Main results: 

Four trials met the inclusion criteria, with a total of 3198 children under five years of age, and were conducted in Afghanistan, Spain, and the USA. Prevalence of vitamin D deficiency varied widely in these populations (range: 73.1% in Afghanistan, 10 to 12% in USA, and 6.2% in Spain). The included trials evaluated mortality (two trials), pneumonia incidence (two trials), diarrhoea incidence (two trials), hospitalization (two trials), and mean serum vitamin D concentrations (four trials).

We do not know whether vitamin D supplementation impacts on all-cause mortality because this outcome was underpowered due to few events (risk ratio (RR) 1.43, 95% confidence interval (CI) 0.54 to 3.74; one trial, 3046 participants, low quality evidence).

For pneumonia, episodes of 'radiologically confirmed' first or only episode of pneumonia were little different in the supplemented and unsupplemented group (Rate Ratio: 1.06, 95% confidence interval (CI) 0.89 to 1.26; two trials, 3134 participants, moderate quality evidence), and similarly for children with confirmed or unconfirmed pneumonia (RR 0.95, 95% CI 0.87 to 1.04; one trial, 3046 participants). In these two trials there were no obvious differences between supplemented and unsupplemented children regarding episodes of diarrhoea.

In the single large trial from Afghanistan, the trial authors reported that vitamin D supplementation was associated with an increase in repeat episodes of pneumonia confirmed by chest radiograph (RR 1.69, 95% CI 1.28 to 2.21; one trial, 3046 participants), but not reflected in the outcome of confirmed or unconfirmed pneumonia (RR 1.06, 95% CI 1.00 to 1.13; one trial, 3046 participants).

For hospital admission measured in one small trial, there was no difference detected (RR 0.86, 95% CI 0.20 to 3.62; one trial, 88 participants; very low quality evidence).

The mean serum vitamin D concentrations were higher in supplemented compared to unsupplemented children at the end of supplementation (MD 7.72 ng/mL, 95% CI 0.50 to 14.93; four trials, 266 participants, low quality evidence). These results were driven primarily by two smaller trials with large magnitudes of effect.
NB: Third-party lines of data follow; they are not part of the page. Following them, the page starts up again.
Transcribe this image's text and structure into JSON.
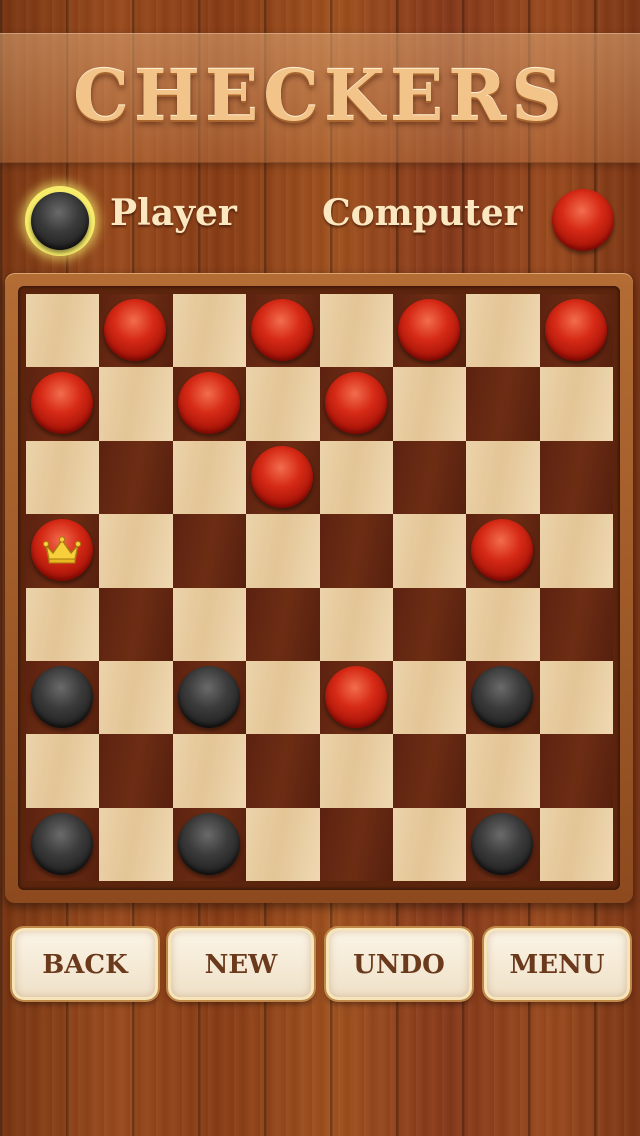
{
  "header": {
    "title": "CHECKERS"
  },
  "players": {
    "player_label": "Player",
    "computer_label": "Computer",
    "player_color": "black",
    "computer_color": "red",
    "current_turn": "Player"
  },
  "board": {
    "size": 8,
    "top_left_square": "light",
    "rows": [
      [
        null,
        "red",
        null,
        "red",
        null,
        "red",
        null,
        "red"
      ],
      [
        "red",
        null,
        "red",
        null,
        "red",
        null,
        null,
        null
      ],
      [
        null,
        null,
        null,
        "red",
        null,
        null,
        null,
        null
      ],
      [
        "red-king",
        null,
        null,
        null,
        null,
        null,
        "red",
        null
      ],
      [
        null,
        null,
        null,
        null,
        null,
        null,
        null,
        null
      ],
      [
        "black",
        null,
        "black",
        null,
        "red",
        null,
        "black",
        null
      ],
      [
        null,
        null,
        null,
        null,
        null,
        null,
        null,
        null
      ],
      [
        "black",
        null,
        "black",
        null,
        null,
        null,
        "black",
        null
      ]
    ]
  },
  "buttons": {
    "back": "BACK",
    "new": "NEW",
    "undo": "UNDO",
    "menu": "MENU"
  },
  "colors": {
    "red_piece": "#d62a16",
    "black_piece": "#2b2b2b",
    "light_square": "#e9cfa3",
    "dark_square": "#652912",
    "turn_highlight": "#f7ec6a"
  },
  "icons": {
    "king_marker": "crown-icon"
  }
}
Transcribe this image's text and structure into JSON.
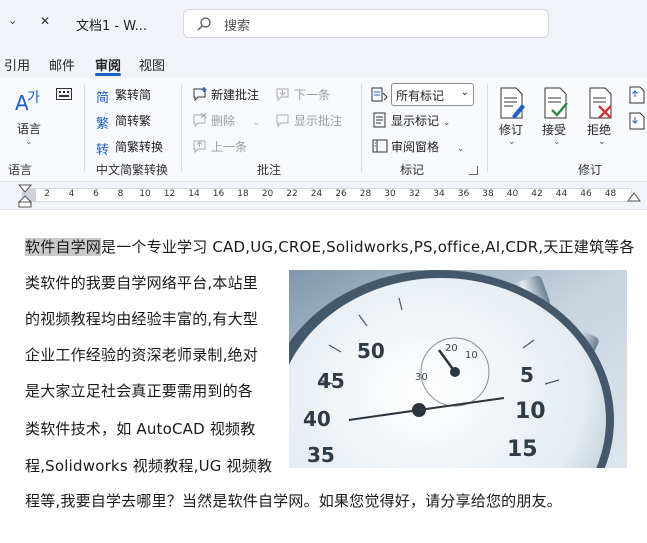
{
  "titlebar": {
    "title": "文档1  -  W...",
    "search_placeholder": "搜索"
  },
  "tabs": [
    {
      "label": "引用"
    },
    {
      "label": "邮件"
    },
    {
      "label": "审阅",
      "active": true
    },
    {
      "label": "视图"
    }
  ],
  "ribbon": {
    "language": {
      "big_button": "语言",
      "group_label": "语言"
    },
    "chinese_conversion": {
      "to_simplified": "繁转简",
      "to_traditional": "简转繁",
      "convert": "简繁转换",
      "group_label": "中文简繁转换"
    },
    "comments": {
      "new_comment": "新建批注",
      "delete": "删除",
      "previous": "上一条",
      "next": "下一条",
      "show_comments": "显示批注",
      "group_label": "批注"
    },
    "tracking": {
      "markup_select": "所有标记",
      "show_markup": "显示标记",
      "reviewing_pane": "审阅窗格",
      "group_label": "标记"
    },
    "changes": {
      "track_changes": "修订",
      "accept": "接受",
      "reject": "拒绝",
      "group_label": "修订"
    }
  },
  "ruler": {
    "ticks": [
      "2",
      "4",
      "6",
      "8",
      "10",
      "12",
      "14",
      "16",
      "18",
      "20",
      "22",
      "24",
      "26",
      "28",
      "30",
      "32",
      "34",
      "36",
      "38",
      "40",
      "42",
      "44",
      "46",
      "48"
    ]
  },
  "document": {
    "highlight_word": "软件自学网",
    "lines": [
      "是一个专业学习 CAD,UG,CROE,Solidworks,PS,office,AI,CDR,天正建筑等各",
      "类软件的我要自学网络平台,本站里",
      "的视频教程均由经验丰富的,有大型",
      "企业工作经验的资深老师录制,绝对",
      "是大家立足社会真正要需用到的各",
      "类软件技术，如 AutoCAD 视频教",
      "程,Solidworks 视频教程,UG 视频教",
      "程等,我要自学去哪里？当然是软件自学网。如果您觉得好，请分享给您的朋友。"
    ],
    "photo_numbers": [
      "50",
      "45",
      "40",
      "35",
      "10",
      "15",
      "5",
      "20",
      "10",
      "30"
    ]
  },
  "colors": {
    "accent": "#1f5fbf",
    "ribbon_bg": "#f7f9fc",
    "titlebar_bg": "#f0f3f8",
    "highlight": "#c9c9c9"
  }
}
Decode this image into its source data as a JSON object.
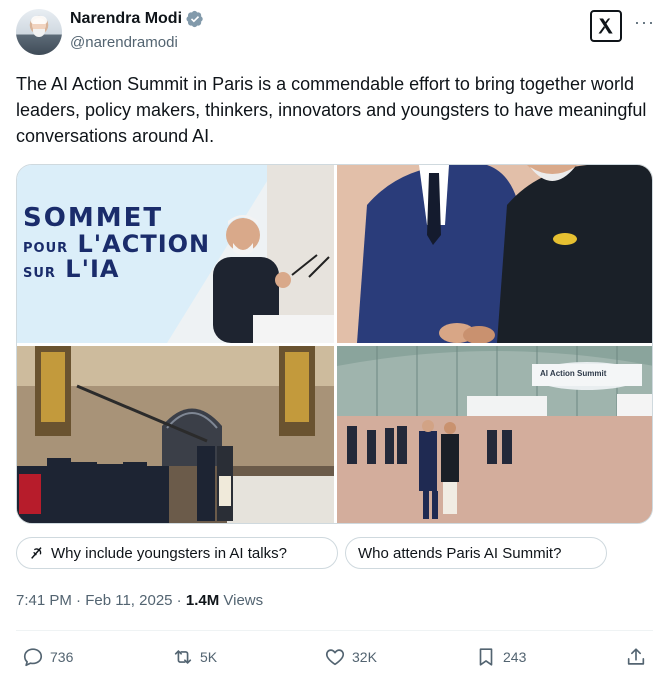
{
  "author": {
    "display_name": "Narendra Modi",
    "handle": "@narendramodi",
    "verified_icon": "verified-badge-icon",
    "avatar_icon": "avatar"
  },
  "header": {
    "x_logo_icon": "x-logo-icon",
    "more_label": "···"
  },
  "tweet": {
    "text": "The AI Action Summit in Paris is a commendable effort to bring together world leaders, policy makers, thinkers, innovators and youngsters to have meaningful conversations around AI."
  },
  "photos": {
    "p1_sign": {
      "line1": "SOMMET",
      "line2_small": "POUR",
      "line2": "L'ACTION",
      "line3_small": "SUR",
      "line3": "L'IA"
    },
    "p4_sign": "AI Action Summit"
  },
  "suggestions": [
    {
      "label": "Why include youngsters in AI talks?",
      "icon": "grok-icon"
    },
    {
      "label": "Who attends Paris AI Summit?"
    }
  ],
  "meta": {
    "time": "7:41 PM",
    "separator": " · ",
    "date": "Feb 11, 2025",
    "views_count": "1.4M",
    "views_label": " Views"
  },
  "actions": {
    "reply_count": "736",
    "retweet_count": "5K",
    "like_count": "32K",
    "bookmark_count": "243"
  },
  "colors": {
    "text_primary": "#0f1419",
    "text_secondary": "#536471",
    "border": "#cfd9de",
    "verified": "#829aab"
  }
}
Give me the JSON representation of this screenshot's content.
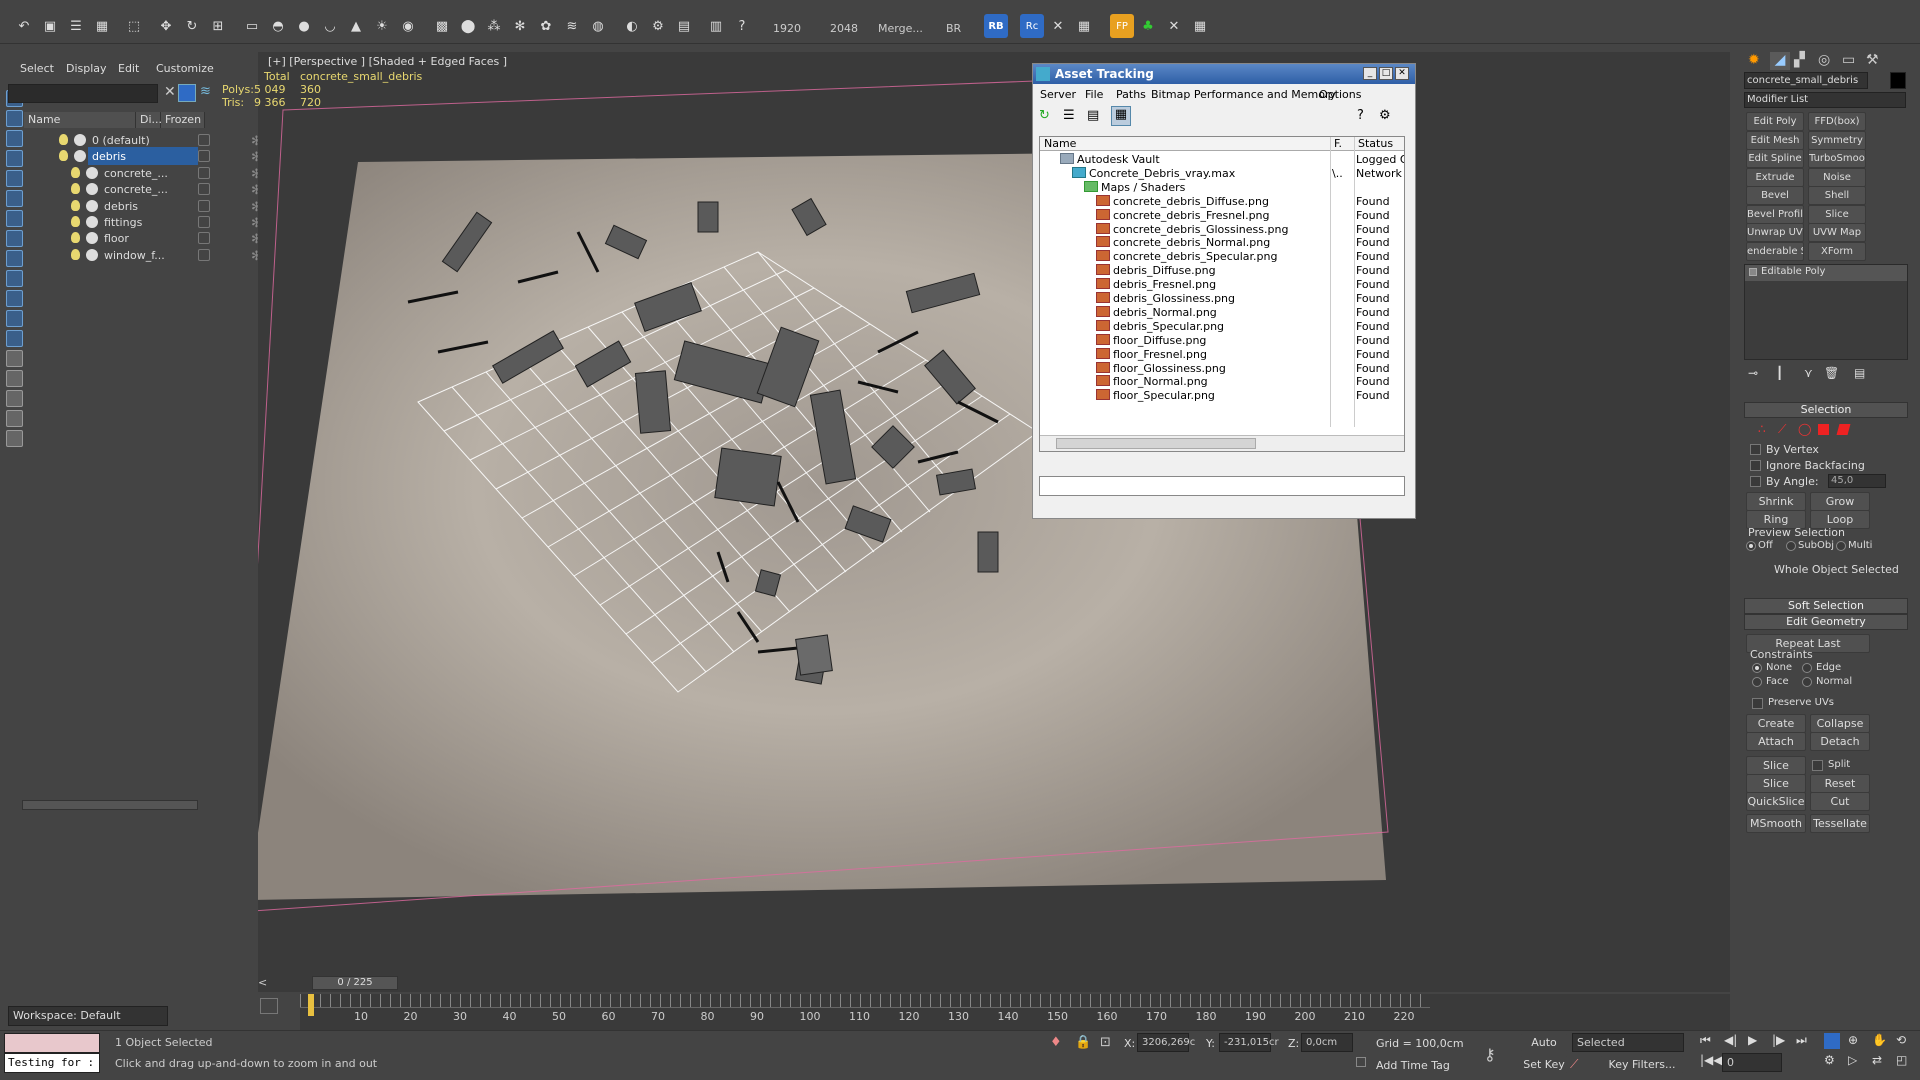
{
  "toolbar": {
    "res_w": "1920",
    "res_h": "2048",
    "merge_label": "Merge...",
    "br_label": "BR",
    "rb_label": "RB",
    "rc_label": "Rc",
    "fp_label": "FP"
  },
  "scene_explorer": {
    "menu": [
      "Select",
      "Display",
      "Edit",
      "Customize"
    ],
    "columns": [
      "Name",
      "Di...",
      "Frozen"
    ],
    "rows": [
      {
        "name": "0 (default)",
        "selected": false
      },
      {
        "name": "debris",
        "selected": true
      },
      {
        "name": "concrete_...",
        "selected": false
      },
      {
        "name": "concrete_...",
        "selected": false
      },
      {
        "name": "debris",
        "selected": false
      },
      {
        "name": "fittings",
        "selected": false
      },
      {
        "name": "floor",
        "selected": false
      },
      {
        "name": "window_f...",
        "selected": false
      }
    ],
    "workspace": "Workspace: Default"
  },
  "viewport": {
    "label": "[+] [Perspective ] [Shaded + Edged Faces ]",
    "stats": {
      "total_label": "Total",
      "object_label": "concrete_small_debris",
      "polys_label": "Polys:",
      "polys_total": "5 049",
      "polys_obj": "360",
      "tris_label": "Tris:",
      "tris_total": "9 366",
      "tris_obj": "720"
    }
  },
  "asset_tracking": {
    "title": "Asset Tracking",
    "menu": [
      "Server",
      "File",
      "Paths",
      "Bitmap Performance and Memory",
      "Options"
    ],
    "columns": [
      "Name",
      "F.",
      "Status"
    ],
    "rows": [
      {
        "name": "Autodesk Vault",
        "f": "",
        "status": "Logged Ou",
        "level": 1
      },
      {
        "name": "Concrete_Debris_vray.max",
        "f": "\\..",
        "status": "Network P",
        "level": 2
      },
      {
        "name": "Maps / Shaders",
        "f": "",
        "status": "",
        "level": 3
      },
      {
        "name": "concrete_debris_Diffuse.png",
        "f": "",
        "status": "Found",
        "level": 4
      },
      {
        "name": "concrete_debris_Fresnel.png",
        "f": "",
        "status": "Found",
        "level": 4
      },
      {
        "name": "concrete_debris_Glossiness.png",
        "f": "",
        "status": "Found",
        "level": 4
      },
      {
        "name": "concrete_debris_Normal.png",
        "f": "",
        "status": "Found",
        "level": 4
      },
      {
        "name": "concrete_debris_Specular.png",
        "f": "",
        "status": "Found",
        "level": 4
      },
      {
        "name": "debris_Diffuse.png",
        "f": "",
        "status": "Found",
        "level": 4
      },
      {
        "name": "debris_Fresnel.png",
        "f": "",
        "status": "Found",
        "level": 4
      },
      {
        "name": "debris_Glossiness.png",
        "f": "",
        "status": "Found",
        "level": 4
      },
      {
        "name": "debris_Normal.png",
        "f": "",
        "status": "Found",
        "level": 4
      },
      {
        "name": "debris_Specular.png",
        "f": "",
        "status": "Found",
        "level": 4
      },
      {
        "name": "floor_Diffuse.png",
        "f": "",
        "status": "Found",
        "level": 4
      },
      {
        "name": "floor_Fresnel.png",
        "f": "",
        "status": "Found",
        "level": 4
      },
      {
        "name": "floor_Glossiness.png",
        "f": "",
        "status": "Found",
        "level": 4
      },
      {
        "name": "floor_Normal.png",
        "f": "",
        "status": "Found",
        "level": 4
      },
      {
        "name": "floor_Specular.png",
        "f": "",
        "status": "Found",
        "level": 4
      }
    ]
  },
  "command_panel": {
    "object_name": "concrete_small_debris",
    "modifier_list": "Modifier List",
    "modifiers": [
      [
        "Edit Poly",
        "FFD(box)"
      ],
      [
        "Edit Mesh",
        "Symmetry"
      ],
      [
        "Edit Spline",
        "TurboSmooth"
      ],
      [
        "Extrude",
        "Noise"
      ],
      [
        "Bevel",
        "Shell"
      ],
      [
        "Bevel Profile",
        "Slice"
      ],
      [
        "Unwrap UVW",
        "UVW Map"
      ],
      [
        "enderable Splin",
        "XForm"
      ]
    ],
    "stack_item": "Editable Poly",
    "selection": {
      "title": "Selection",
      "by_vertex": "By Vertex",
      "ignore_backfacing": "Ignore Backfacing",
      "by_angle": "By Angle:",
      "angle_value": "45,0",
      "shrink": "Shrink",
      "grow": "Grow",
      "ring": "Ring",
      "loop": "Loop",
      "preview_label": "Preview Selection",
      "preview_off": "Off",
      "preview_subobj": "SubObj",
      "preview_multi": "Multi",
      "whole_object": "Whole Object Selected"
    },
    "soft_selection": "Soft Selection",
    "edit_geometry": {
      "title": "Edit Geometry",
      "repeat_last": "Repeat Last",
      "constraints": "Constraints",
      "none": "None",
      "edge": "Edge",
      "face": "Face",
      "normal": "Normal",
      "preserve_uvs": "Preserve UVs",
      "create": "Create",
      "collapse": "Collapse",
      "attach": "Attach",
      "detach": "Detach",
      "slice_plane": "Slice Plane",
      "split": "Split",
      "slice": "Slice",
      "reset_plane": "Reset Plane",
      "quickslice": "QuickSlice",
      "cut": "Cut",
      "msmooth": "MSmooth",
      "tessellate": "Tessellate"
    }
  },
  "timeline": {
    "frame": "0 / 225",
    "ticks": [
      "10",
      "20",
      "30",
      "40",
      "50",
      "60",
      "70",
      "80",
      "90",
      "100",
      "110",
      "120",
      "130",
      "140",
      "150",
      "160",
      "170",
      "180",
      "190",
      "200",
      "210",
      "220"
    ]
  },
  "status": {
    "testing": "Testing for :",
    "selected": "1 Object Selected",
    "prompt": "Click and drag up-and-down to zoom in and out",
    "x_label": "X:",
    "x_value": "3206,269c",
    "y_label": "Y:",
    "y_value": "-231,015cr",
    "z_label": "Z:",
    "z_value": "0,0cm",
    "grid": "Grid = 100,0cm",
    "add_time_tag": "Add Time Tag",
    "auto_key": "Auto Key",
    "set_key": "Set Key",
    "selected_dd": "Selected",
    "key_filters": "Key Filters...",
    "frame_field": "0"
  }
}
In the other two bigger trials, serum vitamin D concentrations were elevated in the intervention group for most of the trial duration but not at the end of supplementation. This may be due to time elapsed at measurement from the last dose, incomplete compliance, or increased need of vitamin D with infant age.

We did not find any trial that reported on the incidence of TB, malaria or febrile illness, duration of pneumonia, duration of diarrhoea, severity of infection, and cause-specific mortality (due to TB, diarrhoea, or malaria).

Share/Save